"Our work is quite dark and there's generally a cruel humour to it," explains Gavin Glover, one of the founding members of Faulty Optic, whose 60-minute film Soiled is one of the highlights of this year's London International Mime Festival.
Categorised as puppetry for adults, Soiled tells the tale of a boxing ballerina, a psychic, a sparrow with Tourette's syndrome, and two helpful waiters, taking spectators on a macabre journey that is, by turns, charming, emotional and spiked with wicked humour.
"Our main character is living in a giant bird cage with a tiny bird, who unbeknownst to him has previously killed his lover out of jealousy," says Glover. "It's a love story," he jokes.

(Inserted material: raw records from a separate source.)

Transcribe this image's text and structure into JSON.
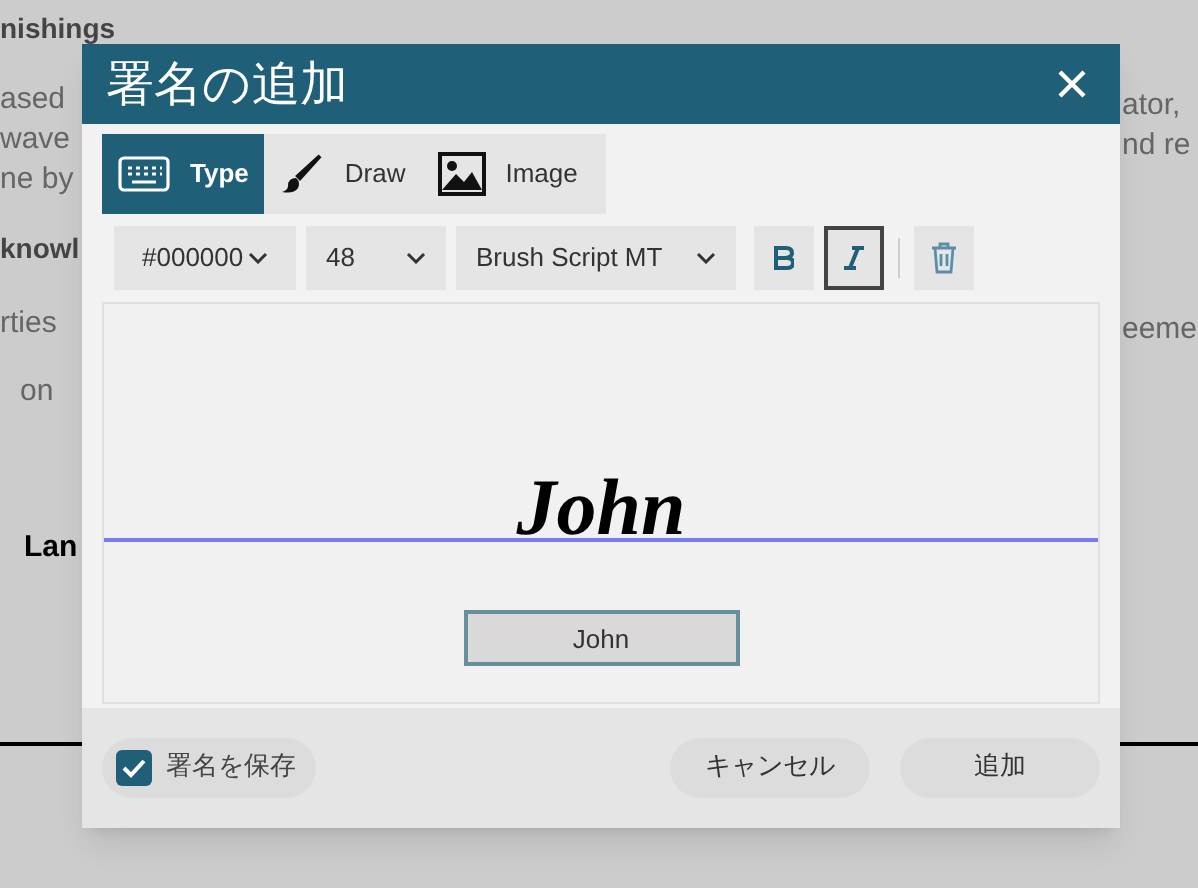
{
  "background": {
    "left_texts": [
      {
        "text": "nishings",
        "kind": "heading"
      },
      {
        "text": "ased",
        "kind": "body"
      },
      {
        "text": "wave",
        "kind": "body"
      },
      {
        "text": "ne by",
        "kind": "body"
      },
      {
        "text": "knowl",
        "kind": "heading"
      },
      {
        "text": "rties",
        "kind": "body"
      },
      {
        "text": "on",
        "kind": "body"
      },
      {
        "text": "Lan",
        "kind": "label"
      }
    ],
    "right_texts": [
      {
        "text": "ator,"
      },
      {
        "text": "nd re"
      },
      {
        "text": "eeme"
      }
    ]
  },
  "dialog": {
    "title": "署名の追加",
    "tabs": [
      {
        "label": "Type",
        "kind": "keyboard",
        "selected": true
      },
      {
        "label": "Draw",
        "kind": "brush",
        "selected": false
      },
      {
        "label": "Image",
        "kind": "image",
        "selected": false
      }
    ],
    "toolbar": {
      "color": "#000000",
      "size": "48",
      "font": "Brush Script MT",
      "bold": false,
      "italic": true
    },
    "signature": {
      "preview": "John",
      "input_value": "John"
    },
    "save_signature": {
      "label": "署名を保存",
      "checked": true
    },
    "buttons": [
      "キャンセル",
      "追加"
    ]
  }
}
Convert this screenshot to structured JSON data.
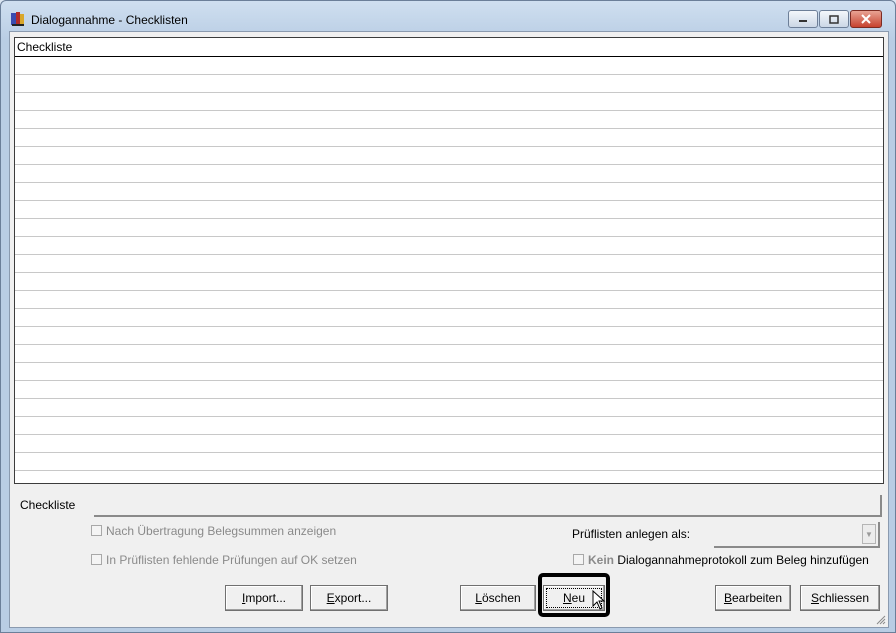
{
  "window": {
    "title": "Dialogannahme - Checklisten"
  },
  "grid": {
    "column_header": "Checkliste",
    "row_count": 23
  },
  "form": {
    "checkliste_label": "Checkliste",
    "checkliste_value": "",
    "option1_label": "Nach Übertragung Belegsummen anzeigen",
    "option2_label": "In Prüflisten fehlende Prüfungen auf OK setzen",
    "pruef_label": "Prüflisten anlegen als:",
    "pruef_value": "",
    "kein_bold": "Kein",
    "kein_label": " Dialogannahmeprotokoll zum Beleg hinzufügen"
  },
  "buttons": {
    "import_first": "I",
    "import_rest": "mport...",
    "export_first": "E",
    "export_rest": "xport...",
    "loeschen_first": "L",
    "loeschen_rest": "öschen",
    "neu_first": "N",
    "neu_rest": "eu",
    "bearbeiten_first": "B",
    "bearbeiten_rest": "earbeiten",
    "schliessen_first": "S",
    "schliessen_rest": "chliessen"
  },
  "colors": {
    "highlight": "#000000",
    "close_button": "#c7422f"
  }
}
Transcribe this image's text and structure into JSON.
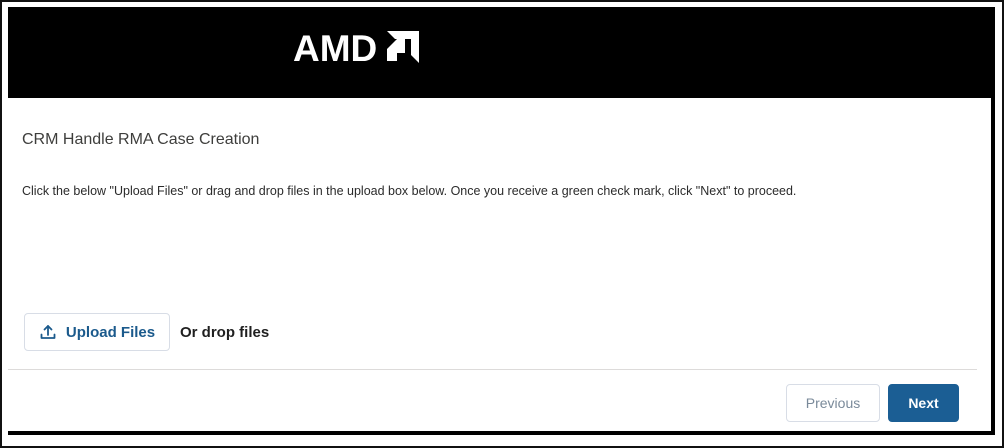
{
  "header": {
    "logo_text": "AMD",
    "logo_icon": "amd-arrow-logo",
    "background_color": "#000000"
  },
  "main": {
    "title": "CRM Handle RMA Case Creation",
    "instructions": "Click the below \"Upload Files\" or drag and drop files in the upload box below. Once you receive a green check mark, click \"Next\" to proceed."
  },
  "upload": {
    "button_label": "Upload Files",
    "button_icon": "upload-icon",
    "drop_label": "Or drop files"
  },
  "footer": {
    "previous_label": "Previous",
    "next_label": "Next"
  },
  "colors": {
    "accent": "#1b5e94",
    "link_text": "#1b5a8c"
  }
}
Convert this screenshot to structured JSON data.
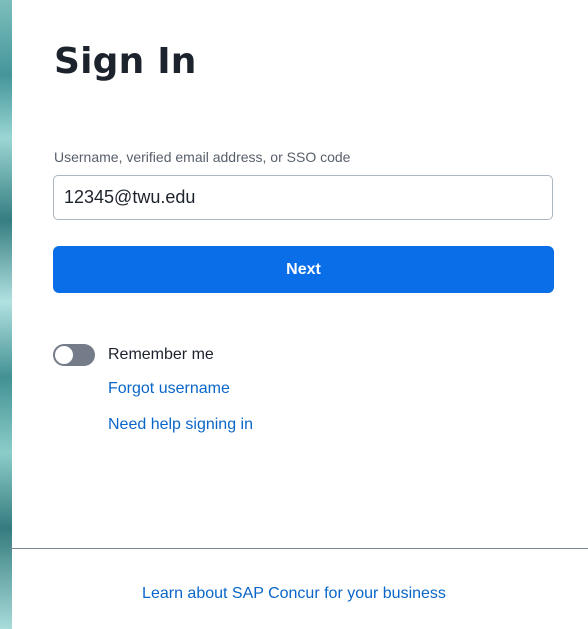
{
  "page": {
    "title": "Sign In"
  },
  "login": {
    "field_label": "Username, verified email address, or SSO code",
    "username_value": "12345@twu.edu",
    "next_label": "Next",
    "remember_label": "Remember me",
    "remember_on": false
  },
  "links": {
    "forgot_username": "Forgot username",
    "need_help": "Need help signing in"
  },
  "footer": {
    "learn_more": "Learn about SAP Concur for your business"
  },
  "colors": {
    "primary": "#0a6ee8",
    "link": "#0a66c8",
    "title_text": "#1d232c",
    "toggle_off": "#737c88"
  },
  "icons": {
    "toggle": "toggle-switch-icon"
  }
}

"We like placing normal characters into strange and hopeless situations and turning the screw on them. Our theatre is Kafkaesque and Samuel Beckett-style, so Soiled is obviously quite dark and quietly surrealistic."
Faulty Optic and this festival are as far away from Marcel Marceau's antics as you could get. The diverse programme offers a swathe of contemporary visual theatre, with performances by rising stars as well as a host of established names in the fields of circus arts, puppetry, physical theatre and live art.
The season opens with the brilliant young acrobat Jean-Baptiste André and his skewed production Comme en Plein Jour. Other highlights include Josef Houben's The Art of Laughter, Ockham Razor's Arc, a programme of daring aerial theatre, and the peculiar animation theatre of Buchinger's Boot Marionettes' Vestibular Folds. And the Philippe Genty Company makes its first visit to Britain in 15 years.
"Traditional theatre has a lot of words in it, but this festival allows an audience to enter a different world, with a different visual emphasis," says Glover. "We're inundated by TV and radio, and I think the physical and visual work in mime is a bit of a release for people."
13 to 28 January (www.mimefest.co.uk)Reuse content